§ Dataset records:
┌────────
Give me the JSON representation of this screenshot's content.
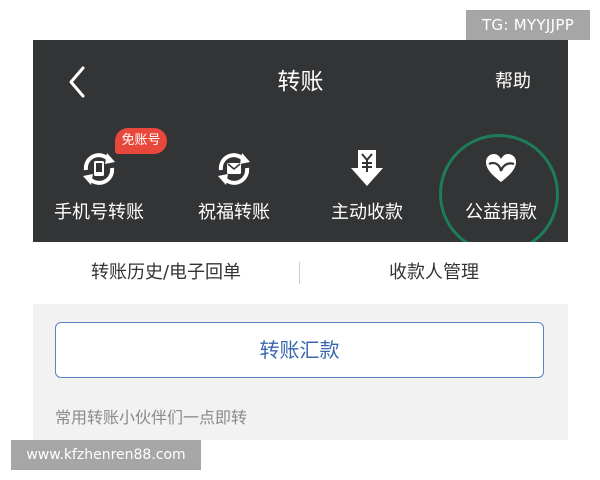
{
  "watermarks": {
    "top": "TG: MYYJJPP",
    "bottom": "www.kfzhenren88.com"
  },
  "header": {
    "title": "转账",
    "back_icon": "chevron-left-icon",
    "help_label": "帮助",
    "background_color": "#333436"
  },
  "actions": [
    {
      "label": "手机号转账",
      "icon": "phone-transfer-icon",
      "badge": "免账号"
    },
    {
      "label": "祝福转账",
      "icon": "blessing-transfer-icon"
    },
    {
      "label": "主动收款",
      "icon": "collect-payment-icon"
    },
    {
      "label": "公益捐款",
      "icon": "charity-donation-icon"
    }
  ],
  "subnav": {
    "history_label": "转账历史/电子回单",
    "payee_label": "收款人管理"
  },
  "transfer_button": {
    "label": "转账汇款",
    "accent_color": "#3a66b0"
  },
  "partners_hint": "常用转账小伙伴们一点即转",
  "highlight_color": "#1b7d5a",
  "badge_color": "#e8483c"
}
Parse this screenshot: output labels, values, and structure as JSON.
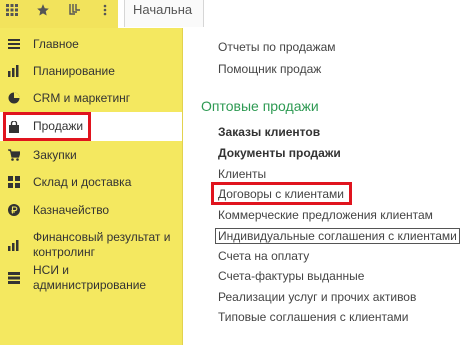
{
  "toolbar": {
    "icons": [
      "grid-icon",
      "star-icon",
      "history-icon"
    ],
    "tab_label": "Начальна"
  },
  "sidebar": {
    "items": [
      {
        "icon": "menu-lines-icon",
        "label": "Главное"
      },
      {
        "icon": "chart-bars-icon",
        "label": "Планирование"
      },
      {
        "icon": "pie-chart-icon",
        "label": "CRM и маркетинг"
      },
      {
        "icon": "shopping-bag-icon",
        "label": "Продажи",
        "active": true
      },
      {
        "icon": "cart-icon",
        "label": "Закупки"
      },
      {
        "icon": "warehouse-icon",
        "label": "Склад и доставка"
      },
      {
        "icon": "ruble-coin-icon",
        "label": "Казначейство"
      },
      {
        "icon": "finance-chart-icon",
        "label": "Финансовый результат и контролинг"
      },
      {
        "icon": "settings-list-icon",
        "label": "НСИ и администрирование"
      }
    ],
    "finance_line1": "Финансовый результат и",
    "finance_line2": "контролинг"
  },
  "main": {
    "top_links": [
      "Отчеты по продажам",
      "Помощник продаж"
    ],
    "section_title": "Оптовые продажи",
    "links": [
      {
        "label": "Заказы клиентов",
        "bold": true
      },
      {
        "label": "Документы продажи",
        "bold": true
      },
      {
        "label": "Клиенты"
      },
      {
        "label": "Договоры с клиентами",
        "highlighted": true
      },
      {
        "label": "Коммерческие предложения клиентам"
      },
      {
        "label": "Индивидуальные соглашения с клиентами",
        "boxed": true
      },
      {
        "label": "Счета на оплату"
      },
      {
        "label": "Счета-фактуры выданные"
      },
      {
        "label": "Реализации услуг и прочих активов"
      },
      {
        "label": "Типовые соглашения с клиентами"
      }
    ]
  },
  "colors": {
    "sidebar_bg": "#f4e860",
    "section_green": "#2e9a53",
    "highlight_red": "#e0141e"
  }
}
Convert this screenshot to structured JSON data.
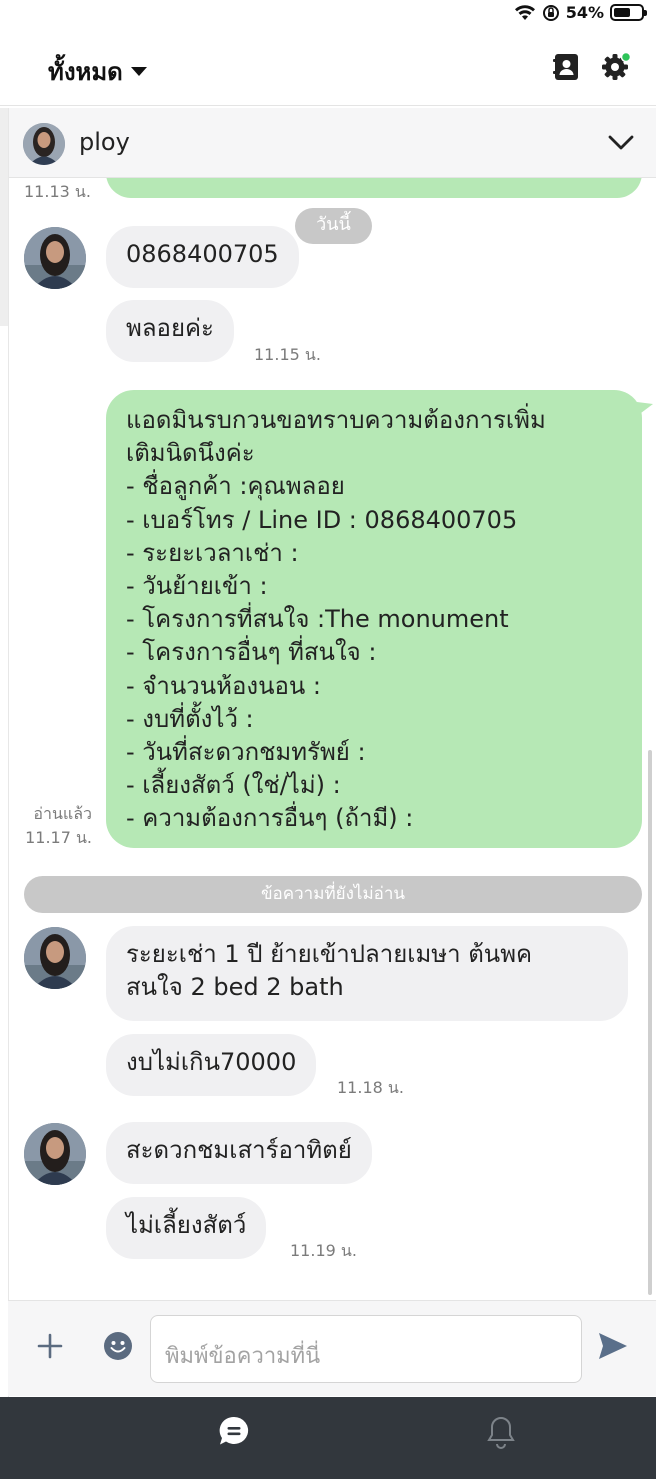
{
  "status": {
    "battery": "54%",
    "battery_level": 0.54
  },
  "header": {
    "filter_label": "ทั้งหมด",
    "contacts_icon": "contacts-icon",
    "settings_icon": "settings-icon"
  },
  "room": {
    "name": "ploy"
  },
  "messages": {
    "cut_time": "11.13 น.",
    "today_chip": "วันนี้",
    "m1": "0868400705",
    "m2": "พลอยค่ะ",
    "t1": "11.15 น.",
    "out_lines": [
      "แอดมินรบกวนขอทราบความต้องการเพิ่ม",
      "เติมนิดนึงค่ะ",
      "- ชื่อลูกค้า :คุณพลอย",
      "- เบอร์โทร / Line ID : 0868400705",
      "- ระยะเวลาเช่า :",
      "- วันย้ายเข้า :",
      "- โครงการที่สนใจ :The monument",
      "- โครงการอื่นๆ ที่สนใจ :",
      "- จำนวนห้องนอน :",
      "- งบที่ตั้งไว้ :",
      "- วันที่สะดวกชมทรัพย์ :",
      "- เลี้ยงสัตว์ (ใช่/ไม่) :",
      "- ความต้องการอื่นๆ (ถ้ามี) :"
    ],
    "read_label": "อ่านแล้ว",
    "t2": "11.17 น.",
    "unread_divider": "ข้อความที่ยังไม่อ่าน",
    "m3_line1": "ระยะเช่า 1 ปี ย้ายเข้าปลายเมษา ต้นพค",
    "m3_line2": "สนใจ 2 bed 2 bath",
    "m4": "งบไม่เกิน70000",
    "t3": "11.18 น.",
    "m5": "สะดวกชมเสาร์อาทิตย์",
    "m6": "ไม่เลี้ยงสัตว์",
    "t4": "11.19 น."
  },
  "composer": {
    "placeholder": "พิมพ์ข้อความที่นี่"
  },
  "colors": {
    "outgoing": "#b6e8b5",
    "incoming": "#f0f0f2",
    "nav": "#32373d",
    "send": "#5a6f8a"
  }
}
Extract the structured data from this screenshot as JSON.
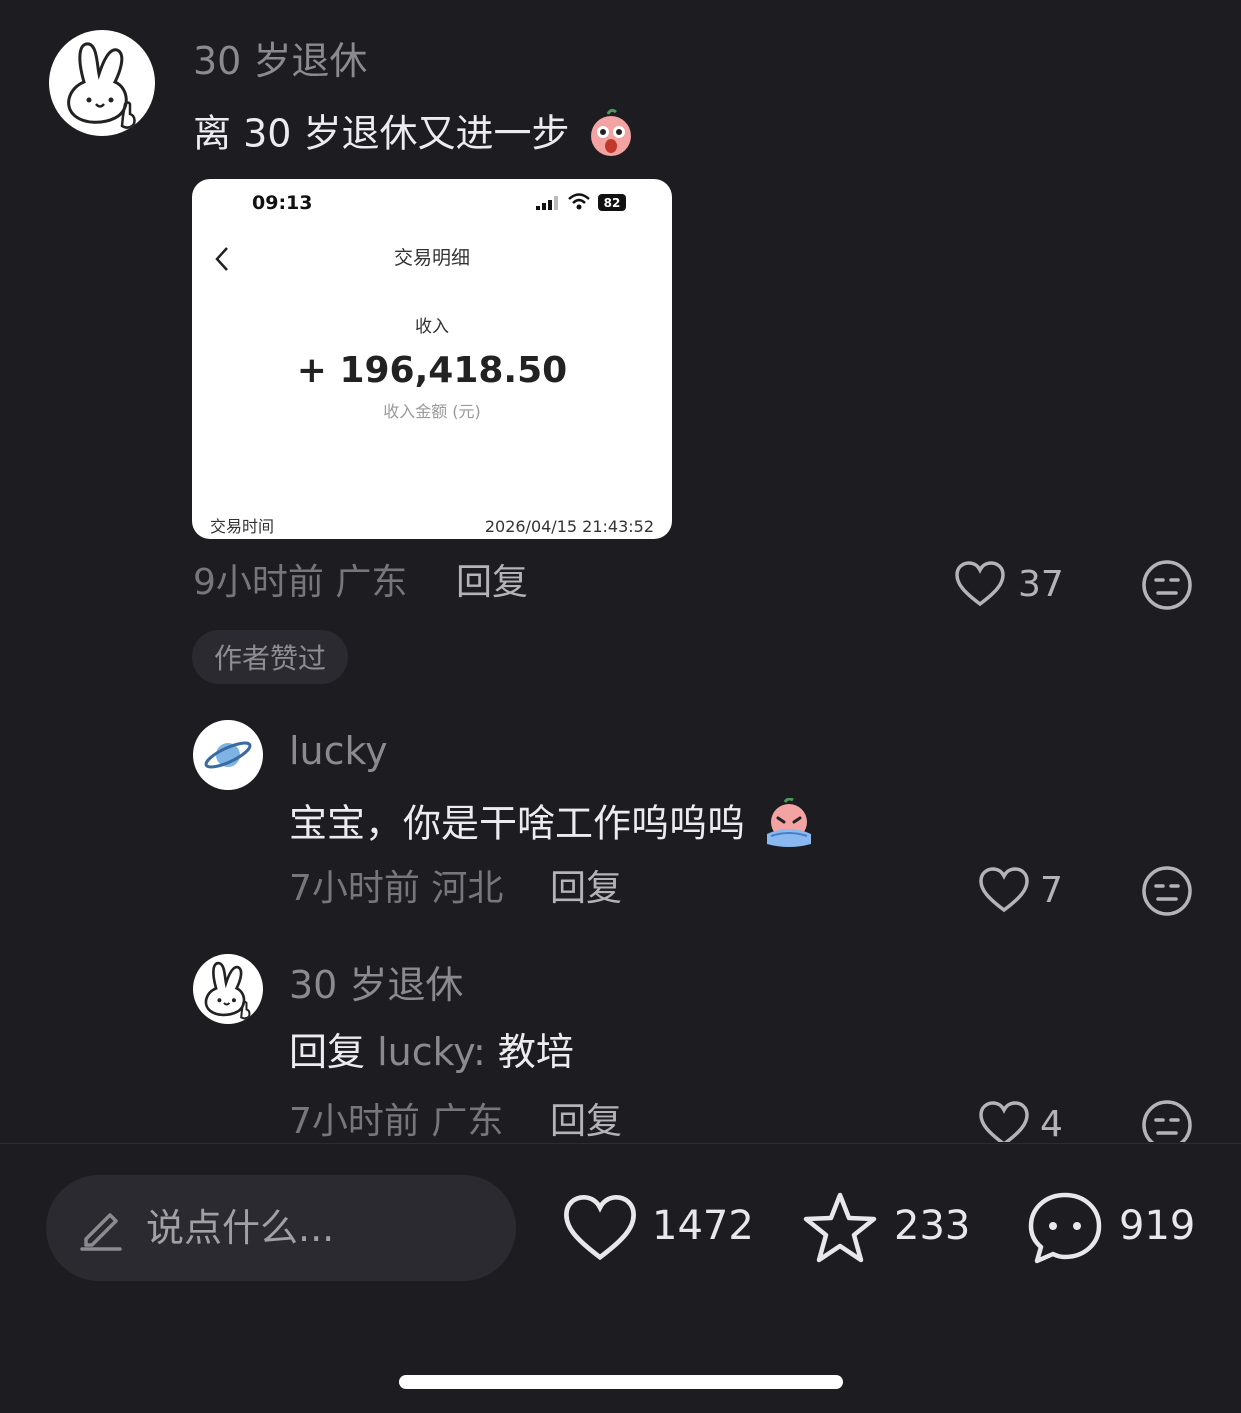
{
  "comment1": {
    "username": "30 岁退休",
    "text": "离 30 岁退休又进一步",
    "emoji": "face-emoji-surprised",
    "meta": "9小时前 广东",
    "reply": "回复",
    "likes": "37",
    "tag": "作者赞过",
    "image": {
      "time": "09:13",
      "battery": "82",
      "page_title": "交易明细",
      "income_label": "收入",
      "amount": "+ 196,418.50",
      "amount_unit": "收入金额 (元)",
      "trade_time_label": "交易时间",
      "trade_time": "2026/04/15 21:43:52"
    }
  },
  "comment2": {
    "username": "lucky",
    "text": "宝宝，你是干啥工作呜呜呜",
    "emoji": "face-emoji-crying",
    "meta": "7小时前 河北",
    "reply": "回复",
    "likes": "7"
  },
  "comment3": {
    "username": "30 岁退休",
    "text_prefix": "回复",
    "text_target": "lucky:",
    "text_body": "教培",
    "meta": "7小时前 广东",
    "reply": "回复",
    "likes": "4"
  },
  "bottom_bar": {
    "input_placeholder": "说点什么...",
    "likes": "1472",
    "favorites": "233",
    "comments": "919"
  }
}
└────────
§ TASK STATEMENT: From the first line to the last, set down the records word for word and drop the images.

§ ANSWER TO THIS EXERCISE:
Give me the JSON representation of this screenshot's content.
{
  "watermarks": {
    "top": "TG: MYYJJPP",
    "bottom": "www.kfzhenren88.com"
  },
  "header": {
    "title": "转账",
    "back_icon": "chevron-left-icon",
    "help_label": "帮助",
    "background_color": "#333436"
  },
  "actions": [
    {
      "label": "手机号转账",
      "icon": "phone-transfer-icon",
      "badge": "免账号"
    },
    {
      "label": "祝福转账",
      "icon": "blessing-transfer-icon"
    },
    {
      "label": "主动收款",
      "icon": "collect-payment-icon"
    },
    {
      "label": "公益捐款",
      "icon": "charity-donation-icon"
    }
  ],
  "subnav": {
    "history_label": "转账历史/电子回单",
    "payee_label": "收款人管理"
  },
  "transfer_button": {
    "label": "转账汇款",
    "accent_color": "#3a66b0"
  },
  "partners_hint": "常用转账小伙伴们一点即转",
  "highlight_color": "#1b7d5a",
  "badge_color": "#e8483c"
}
Parse this screenshot: output labels, values, and structure as JSON.
{
  "toolbar": {
    "icons": [
      "grid-icon",
      "star-icon",
      "history-icon"
    ],
    "tab_label": "Начальна"
  },
  "sidebar": {
    "items": [
      {
        "icon": "menu-lines-icon",
        "label": "Главное"
      },
      {
        "icon": "chart-bars-icon",
        "label": "Планирование"
      },
      {
        "icon": "pie-chart-icon",
        "label": "CRM и маркетинг"
      },
      {
        "icon": "shopping-bag-icon",
        "label": "Продажи",
        "active": true
      },
      {
        "icon": "cart-icon",
        "label": "Закупки"
      },
      {
        "icon": "warehouse-icon",
        "label": "Склад и доставка"
      },
      {
        "icon": "ruble-coin-icon",
        "label": "Казначейство"
      },
      {
        "icon": "finance-chart-icon",
        "label": "Финансовый результат и контролинг"
      },
      {
        "icon": "settings-list-icon",
        "label": "НСИ и администрирование"
      }
    ],
    "finance_line1": "Финансовый результат и",
    "finance_line2": "контролинг"
  },
  "main": {
    "top_links": [
      "Отчеты по продажам",
      "Помощник продаж"
    ],
    "section_title": "Оптовые продажи",
    "links": [
      {
        "label": "Заказы клиентов",
        "bold": true
      },
      {
        "label": "Документы продажи",
        "bold": true
      },
      {
        "label": "Клиенты"
      },
      {
        "label": "Договоры с клиентами",
        "highlighted": true
      },
      {
        "label": "Коммерческие предложения клиентам"
      },
      {
        "label": "Индивидуальные соглашения с клиентами",
        "boxed": true
      },
      {
        "label": "Счета на оплату"
      },
      {
        "label": "Счета-фактуры выданные"
      },
      {
        "label": "Реализации услуг и прочих активов"
      },
      {
        "label": "Типовые соглашения с клиентами"
      }
    ]
  },
  "colors": {
    "sidebar_bg": "#f4e860",
    "section_green": "#2e9a53",
    "highlight_red": "#e0141e"
  }
}
Convert this screenshot to structured JSON data.
{
  "status": {
    "battery": "54%",
    "battery_level": 0.54
  },
  "header": {
    "filter_label": "ทั้งหมด",
    "contacts_icon": "contacts-icon",
    "settings_icon": "settings-icon"
  },
  "room": {
    "name": "ploy"
  },
  "messages": {
    "cut_time": "11.13 น.",
    "today_chip": "วันนี้",
    "m1": "0868400705",
    "m2": "พลอยค่ะ",
    "t1": "11.15 น.",
    "out_lines": [
      "แอดมินรบกวนขอทราบความต้องการเพิ่ม",
      "เติมนิดนึงค่ะ",
      "- ชื่อลูกค้า :คุณพลอย",
      "- เบอร์โทร / Line ID : 0868400705",
      "- ระยะเวลาเช่า :",
      "- วันย้ายเข้า :",
      "- โครงการที่สนใจ :The monument",
      "- โครงการอื่นๆ ที่สนใจ :",
      "- จำนวนห้องนอน :",
      "- งบที่ตั้งไว้ :",
      "- วันที่สะดวกชมทรัพย์ :",
      "- เลี้ยงสัตว์ (ใช่/ไม่) :",
      "- ความต้องการอื่นๆ (ถ้ามี) :"
    ],
    "read_label": "อ่านแล้ว",
    "t2": "11.17 น.",
    "unread_divider": "ข้อความที่ยังไม่อ่าน",
    "m3_line1": "ระยะเช่า 1 ปี ย้ายเข้าปลายเมษา ต้นพค",
    "m3_line2": "สนใจ 2 bed 2 bath",
    "m4": "งบไม่เกิน70000",
    "t3": "11.18 น.",
    "m5": "สะดวกชมเสาร์อาทิตย์",
    "m6": "ไม่เลี้ยงสัตว์",
    "t4": "11.19 น."
  },
  "composer": {
    "placeholder": "พิมพ์ข้อความที่นี่"
  },
  "colors": {
    "outgoing": "#b6e8b5",
    "incoming": "#f0f0f2",
    "nav": "#32373d",
    "send": "#5a6f8a"
  }
}
Extract the structured data from this screenshot as JSON.
{
  "comment1": {
    "username": "30 岁退休",
    "text": "离 30 岁退休又进一步",
    "emoji": "face-emoji-surprised",
    "meta": "9小时前 广东",
    "reply": "回复",
    "likes": "37",
    "tag": "作者赞过",
    "image": {
      "time": "09:13",
      "battery": "82",
      "page_title": "交易明细",
      "income_label": "收入",
      "amount": "+ 196,418.50",
      "amount_unit": "收入金额 (元)",
      "trade_time_label": "交易时间",
      "trade_time": "2026/04/15 21:43:52"
    }
  },
  "comment2": {
    "username": "lucky",
    "text": "宝宝，你是干啥工作呜呜呜",
    "emoji": "face-emoji-crying",
    "meta": "7小时前 河北",
    "reply": "回复",
    "likes": "7"
  },
  "comment3": {
    "username": "30 岁退休",
    "text_prefix": "回复",
    "text_target": "lucky:",
    "text_body": "教培",
    "meta": "7小时前 广东",
    "reply": "回复",
    "likes": "4"
  },
  "bottom_bar": {
    "input_placeholder": "说点什么...",
    "likes": "1472",
    "favorites": "233",
    "comments": "919"
  }
}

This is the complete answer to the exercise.